September 29, 2015 12:30 PM
September 2nd 1969 may not be a date that holds much meaning to most people, but for the US banking industry this was the start of a new era as it saw the debut of the country’s first ATM.
America’s first automated teller machine made its appearance at a Chemical Bank branch in Rockville Centre in New York just six weeks after the US landed a man on the moon. (One small step for man…one giant leap for self-service).
This was not the world’s first ATM. Two years earlier Barclays Bank launched the original ATM in its Enfield Town branch in north London on June 27th 1967. But it marked the start of a banking revolution in the US that continues to this day.
At the time, the Docuteller, as was it called, could only dispense cash - a far cry from the multi-functional ATMs we have today. Machines that could accept deposits and allow users to transfer money between accounts came in 1971.
Today, ATMs have evolved from being a mere cash dispenser to a multi-function banking channel where consumers can carry out just about any kind of banking transaction they wish, such as paying utility bills, buying shares and purchasing travel tickets.
Another problem was that the machines were “offline,” meaning there was no way for the bank to know if the customer had enough money in their account to cover the withdrawal. A $150 daily limit was put in place - a practice that by and large continues to this day--albeit at inflation adjusted rates.
From the handful of ATMs in operation around the world in the late 1960s, we now have over 3 million ATMs globally with an estimated four million set to be installed by 2020, according to Retail Banking Research (Global ATM Market and Forecasts to 2020). Cash continues to be even more important now to consumers globally than ever. $14 Trillion USD was withdrawn from ATMs globally in 2014 – a 6% increase from the year before.
ATMs are everywhere, in every conceivable location. From the pair of machines installed by Western Union at McMurdo Station in Antarctica, to PT Bank Rakyat Indonesia’s floating bank branches serving hundreds of remote islands, ATMs can be found wherever you go.
In 1969 an advertisement announced the launch of the Chemical Bank ATM by saying “our bank will open at 9:00 and never close again!” Telephone and online banking has made banking even more accessible around the clock, but it was the ATM that made this 24/7 banking possible in the first place.
Financial Services SelfServ, Marketing Manager
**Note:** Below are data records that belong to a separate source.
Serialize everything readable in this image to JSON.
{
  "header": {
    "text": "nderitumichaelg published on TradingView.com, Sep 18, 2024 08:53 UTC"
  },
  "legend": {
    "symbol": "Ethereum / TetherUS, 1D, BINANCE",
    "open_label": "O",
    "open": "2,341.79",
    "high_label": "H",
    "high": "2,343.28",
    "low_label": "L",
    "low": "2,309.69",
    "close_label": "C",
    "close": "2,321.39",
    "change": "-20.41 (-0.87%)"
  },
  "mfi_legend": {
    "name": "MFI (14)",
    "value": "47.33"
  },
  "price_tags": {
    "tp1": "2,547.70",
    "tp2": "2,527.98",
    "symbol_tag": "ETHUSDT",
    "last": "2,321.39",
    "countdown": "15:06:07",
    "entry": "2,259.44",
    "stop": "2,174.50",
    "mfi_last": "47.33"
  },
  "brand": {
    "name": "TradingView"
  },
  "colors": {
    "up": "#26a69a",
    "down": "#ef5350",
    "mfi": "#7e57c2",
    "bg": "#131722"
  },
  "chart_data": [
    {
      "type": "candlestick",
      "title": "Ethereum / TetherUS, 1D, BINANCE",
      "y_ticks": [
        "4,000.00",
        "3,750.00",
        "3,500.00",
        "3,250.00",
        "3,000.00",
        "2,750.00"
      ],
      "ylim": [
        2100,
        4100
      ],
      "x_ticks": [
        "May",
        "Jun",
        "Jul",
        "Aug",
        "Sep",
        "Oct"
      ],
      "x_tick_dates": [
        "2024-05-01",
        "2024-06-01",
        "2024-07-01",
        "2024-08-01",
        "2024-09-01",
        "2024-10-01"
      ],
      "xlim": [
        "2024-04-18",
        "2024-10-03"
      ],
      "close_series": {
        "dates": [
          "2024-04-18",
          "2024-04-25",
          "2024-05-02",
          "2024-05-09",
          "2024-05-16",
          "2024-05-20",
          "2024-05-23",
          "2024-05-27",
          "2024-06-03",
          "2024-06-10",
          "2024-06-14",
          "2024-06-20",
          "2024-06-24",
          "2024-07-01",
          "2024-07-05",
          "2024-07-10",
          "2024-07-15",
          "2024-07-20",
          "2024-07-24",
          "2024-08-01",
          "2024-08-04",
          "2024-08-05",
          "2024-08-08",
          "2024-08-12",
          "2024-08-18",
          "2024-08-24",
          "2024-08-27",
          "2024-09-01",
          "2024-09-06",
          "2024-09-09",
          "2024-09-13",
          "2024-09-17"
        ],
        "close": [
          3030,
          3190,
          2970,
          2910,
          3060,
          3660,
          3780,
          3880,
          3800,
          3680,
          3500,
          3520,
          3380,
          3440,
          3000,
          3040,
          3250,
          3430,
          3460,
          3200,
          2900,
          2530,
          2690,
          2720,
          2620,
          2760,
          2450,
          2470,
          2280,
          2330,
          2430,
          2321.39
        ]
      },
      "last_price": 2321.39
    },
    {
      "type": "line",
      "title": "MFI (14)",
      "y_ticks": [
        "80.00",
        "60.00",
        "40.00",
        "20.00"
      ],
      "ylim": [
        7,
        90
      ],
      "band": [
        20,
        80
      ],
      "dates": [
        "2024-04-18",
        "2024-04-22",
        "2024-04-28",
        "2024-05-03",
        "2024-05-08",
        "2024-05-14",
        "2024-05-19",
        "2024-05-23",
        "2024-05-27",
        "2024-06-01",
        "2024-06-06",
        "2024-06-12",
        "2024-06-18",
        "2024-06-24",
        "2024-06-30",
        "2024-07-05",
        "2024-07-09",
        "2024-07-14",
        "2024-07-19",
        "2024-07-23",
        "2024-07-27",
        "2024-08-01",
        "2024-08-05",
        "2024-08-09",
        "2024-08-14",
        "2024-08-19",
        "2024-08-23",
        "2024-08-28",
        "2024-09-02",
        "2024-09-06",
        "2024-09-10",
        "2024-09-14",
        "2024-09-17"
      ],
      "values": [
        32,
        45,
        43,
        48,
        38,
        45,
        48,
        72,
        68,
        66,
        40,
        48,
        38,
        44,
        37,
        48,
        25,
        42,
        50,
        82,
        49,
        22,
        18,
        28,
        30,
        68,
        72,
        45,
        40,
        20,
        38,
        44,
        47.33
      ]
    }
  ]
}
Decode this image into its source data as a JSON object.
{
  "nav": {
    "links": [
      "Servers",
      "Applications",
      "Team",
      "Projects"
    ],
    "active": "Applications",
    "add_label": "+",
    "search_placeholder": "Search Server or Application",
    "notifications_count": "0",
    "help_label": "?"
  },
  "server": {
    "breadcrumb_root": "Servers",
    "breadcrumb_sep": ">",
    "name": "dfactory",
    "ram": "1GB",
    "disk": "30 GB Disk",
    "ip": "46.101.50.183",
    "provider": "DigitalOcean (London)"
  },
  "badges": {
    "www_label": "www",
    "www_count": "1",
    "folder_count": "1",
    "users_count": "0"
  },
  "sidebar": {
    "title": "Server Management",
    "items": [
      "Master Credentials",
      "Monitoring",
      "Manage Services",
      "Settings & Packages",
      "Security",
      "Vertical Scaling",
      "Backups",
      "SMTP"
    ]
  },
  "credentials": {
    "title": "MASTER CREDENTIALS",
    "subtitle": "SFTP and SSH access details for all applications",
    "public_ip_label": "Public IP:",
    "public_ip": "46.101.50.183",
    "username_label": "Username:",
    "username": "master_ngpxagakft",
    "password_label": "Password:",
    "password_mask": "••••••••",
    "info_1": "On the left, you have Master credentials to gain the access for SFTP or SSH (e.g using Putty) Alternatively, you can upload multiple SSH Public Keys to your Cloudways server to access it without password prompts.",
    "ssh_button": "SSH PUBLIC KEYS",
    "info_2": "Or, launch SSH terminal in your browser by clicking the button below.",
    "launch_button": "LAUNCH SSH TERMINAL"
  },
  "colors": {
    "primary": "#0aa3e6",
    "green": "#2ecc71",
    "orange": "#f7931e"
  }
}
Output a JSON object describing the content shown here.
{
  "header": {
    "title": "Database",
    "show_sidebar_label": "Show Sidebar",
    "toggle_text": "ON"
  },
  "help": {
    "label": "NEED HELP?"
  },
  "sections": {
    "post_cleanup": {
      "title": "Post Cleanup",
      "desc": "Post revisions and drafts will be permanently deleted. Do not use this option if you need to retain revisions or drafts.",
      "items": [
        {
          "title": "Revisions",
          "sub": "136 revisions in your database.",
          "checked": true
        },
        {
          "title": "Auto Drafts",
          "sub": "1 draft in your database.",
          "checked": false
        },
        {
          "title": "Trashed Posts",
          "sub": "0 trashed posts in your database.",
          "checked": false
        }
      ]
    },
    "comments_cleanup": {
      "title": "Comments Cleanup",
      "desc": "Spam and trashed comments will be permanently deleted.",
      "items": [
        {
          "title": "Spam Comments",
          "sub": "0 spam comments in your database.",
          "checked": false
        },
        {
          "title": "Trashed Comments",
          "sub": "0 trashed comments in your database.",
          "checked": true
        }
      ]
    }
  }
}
Colin Gordon is a Global ATM Marketing Manager based at NCR’s R&D Center in Dundee, Scotland. Colin is responsible for the marketing of NCR’s financial hardware portfolio with a specific focus on activities such as demand generation, sales enablement, market analysis and customer engagements for the ATM business.